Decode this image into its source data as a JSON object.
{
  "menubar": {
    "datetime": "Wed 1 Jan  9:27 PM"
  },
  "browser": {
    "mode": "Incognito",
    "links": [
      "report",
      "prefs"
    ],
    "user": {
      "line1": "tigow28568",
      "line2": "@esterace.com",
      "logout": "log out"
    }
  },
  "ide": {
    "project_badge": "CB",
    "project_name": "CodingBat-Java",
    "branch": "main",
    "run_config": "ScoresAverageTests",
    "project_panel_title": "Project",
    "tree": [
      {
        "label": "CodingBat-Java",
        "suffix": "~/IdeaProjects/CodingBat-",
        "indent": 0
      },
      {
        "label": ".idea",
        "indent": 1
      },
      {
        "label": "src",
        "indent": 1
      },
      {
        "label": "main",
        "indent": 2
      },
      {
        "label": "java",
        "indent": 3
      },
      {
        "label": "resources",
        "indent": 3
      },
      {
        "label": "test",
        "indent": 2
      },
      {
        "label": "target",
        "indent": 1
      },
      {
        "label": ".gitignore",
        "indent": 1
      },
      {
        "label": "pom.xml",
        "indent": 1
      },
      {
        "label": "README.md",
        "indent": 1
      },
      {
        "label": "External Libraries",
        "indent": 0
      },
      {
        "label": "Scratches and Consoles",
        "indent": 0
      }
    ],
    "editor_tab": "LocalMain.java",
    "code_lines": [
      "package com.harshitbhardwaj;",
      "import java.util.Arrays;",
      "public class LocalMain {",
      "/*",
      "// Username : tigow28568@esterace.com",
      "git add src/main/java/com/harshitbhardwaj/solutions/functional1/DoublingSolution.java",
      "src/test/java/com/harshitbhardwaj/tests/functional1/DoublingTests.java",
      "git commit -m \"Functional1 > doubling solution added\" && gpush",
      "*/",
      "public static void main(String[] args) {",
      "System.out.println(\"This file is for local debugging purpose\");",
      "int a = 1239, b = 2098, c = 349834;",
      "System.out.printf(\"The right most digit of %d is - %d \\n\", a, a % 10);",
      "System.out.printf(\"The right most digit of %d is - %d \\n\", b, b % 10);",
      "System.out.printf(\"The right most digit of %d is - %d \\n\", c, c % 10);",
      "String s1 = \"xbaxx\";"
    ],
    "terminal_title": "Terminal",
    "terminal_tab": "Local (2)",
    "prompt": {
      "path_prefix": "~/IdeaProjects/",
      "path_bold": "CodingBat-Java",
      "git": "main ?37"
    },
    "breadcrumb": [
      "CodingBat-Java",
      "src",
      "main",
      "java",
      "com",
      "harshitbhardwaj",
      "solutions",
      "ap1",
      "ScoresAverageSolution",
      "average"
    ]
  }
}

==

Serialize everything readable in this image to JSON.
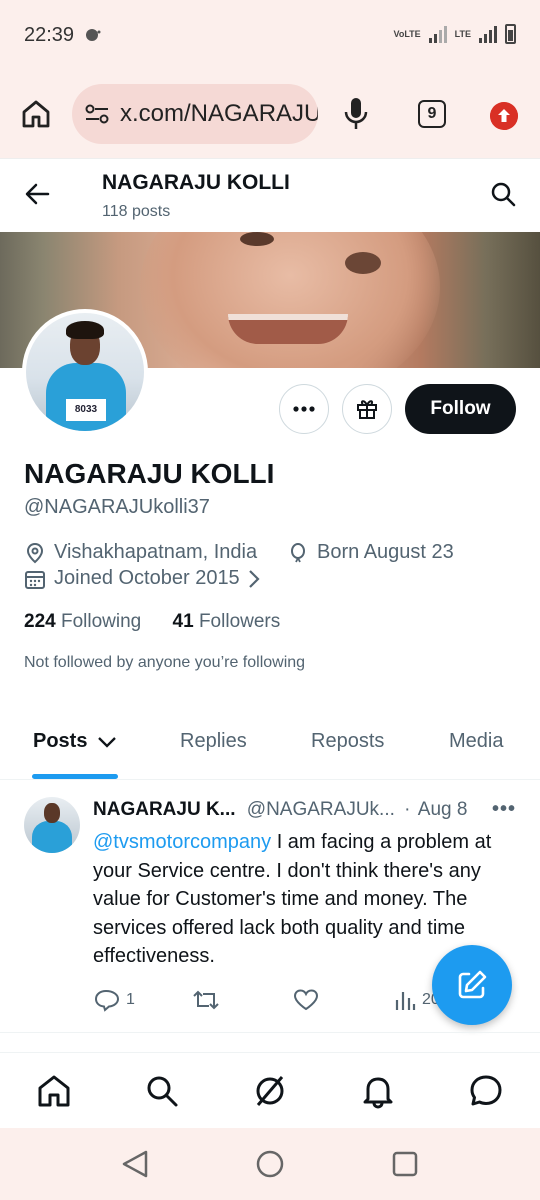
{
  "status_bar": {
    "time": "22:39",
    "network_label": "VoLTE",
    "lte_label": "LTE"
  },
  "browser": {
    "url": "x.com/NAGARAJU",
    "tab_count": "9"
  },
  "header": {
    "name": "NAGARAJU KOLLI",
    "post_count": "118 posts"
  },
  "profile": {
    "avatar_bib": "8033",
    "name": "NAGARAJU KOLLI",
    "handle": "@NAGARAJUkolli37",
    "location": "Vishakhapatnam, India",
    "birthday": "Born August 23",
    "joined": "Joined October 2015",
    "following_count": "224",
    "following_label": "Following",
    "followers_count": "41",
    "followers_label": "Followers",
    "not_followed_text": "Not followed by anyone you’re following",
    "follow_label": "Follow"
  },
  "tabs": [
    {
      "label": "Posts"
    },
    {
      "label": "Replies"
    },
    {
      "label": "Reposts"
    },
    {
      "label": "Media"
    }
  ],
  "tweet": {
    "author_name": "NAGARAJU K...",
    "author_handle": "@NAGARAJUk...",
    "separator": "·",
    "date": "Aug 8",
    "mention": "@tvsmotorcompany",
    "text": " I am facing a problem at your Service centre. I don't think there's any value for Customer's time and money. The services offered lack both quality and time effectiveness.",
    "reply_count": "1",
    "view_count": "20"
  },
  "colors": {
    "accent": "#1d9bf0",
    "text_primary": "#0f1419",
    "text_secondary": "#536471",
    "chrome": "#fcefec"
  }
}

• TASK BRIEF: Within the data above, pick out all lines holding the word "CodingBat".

• RESPONSE AREA:
    "project_name": "CodingBat-Java",
        "label": "CodingBat-Java",
        "suffix": "~/IdeaProjects/CodingBat-",
      "path_bold": "CodingBat-Java",
      "CodingBat-Java",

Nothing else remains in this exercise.